Key economists and top U.S. business leaders say U.S. economic growth will continue this year, but at a slower pace than they first estimated.
That is the conclusion of a survey of members of the National Association for Business Economics. NABE members hold key positions at business of all kinds across the nation, and now predict the world's largest economy will grow at a 2.4 percent annual rate in 2015.
They have reduced their forecast of the rate that the economy will add jobs this year. However, they also predict that wages will grow a bit faster than the very modest rate of inflation, as economic recovery boosts hiring and competition for skilled workers.
NABE member and survey analyst Ken Simonson said growth slowed because a strong U.S. dollar made American-produced goods more expensive for foreign buyers, cutting exports.

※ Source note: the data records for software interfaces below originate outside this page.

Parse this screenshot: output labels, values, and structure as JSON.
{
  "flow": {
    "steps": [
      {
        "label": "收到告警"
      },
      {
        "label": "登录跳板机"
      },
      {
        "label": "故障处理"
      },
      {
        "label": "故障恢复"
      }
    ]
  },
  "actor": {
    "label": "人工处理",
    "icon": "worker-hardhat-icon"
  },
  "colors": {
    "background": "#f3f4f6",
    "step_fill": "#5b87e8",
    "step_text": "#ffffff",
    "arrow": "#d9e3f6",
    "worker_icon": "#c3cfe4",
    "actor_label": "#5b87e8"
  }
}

He said falling oil prices also cut investment in oil and gas drilling which reduced demand for the many products and services needed in that complex process. Simonson said NABE members expect growth to increase to 2.9 percent in 2016.
Survey respondents also see some positive trends for growth, including government and consumer spending and investment in housing all rising at a faster rate.
A majority of these economists also think the U.S. central bank will raise the key interest rate some time in July, August, or September. They say the increase will likely be gradual, with the rate rising to just half a percentage point by the end of 2015.
A separate survey of CEOs of top corporations found similar views, including slower overall growth in the U.S. economy. Companies represented by the Business Roundtable employ 16 million people and represent about a quarter of the value of the U.S. stock markets.
The Chairman of the BRT and head of AT&T Randall Stephenson says CEOs are reducing their plans for investment. That is a concern because business investment is a key driver of economic expansion and job growth.
To improve the business climate, he urged Congress and the Obama Administration to do more to reform U.S. tax laws and pass a controversial measure [TPA] intended to bolster trade.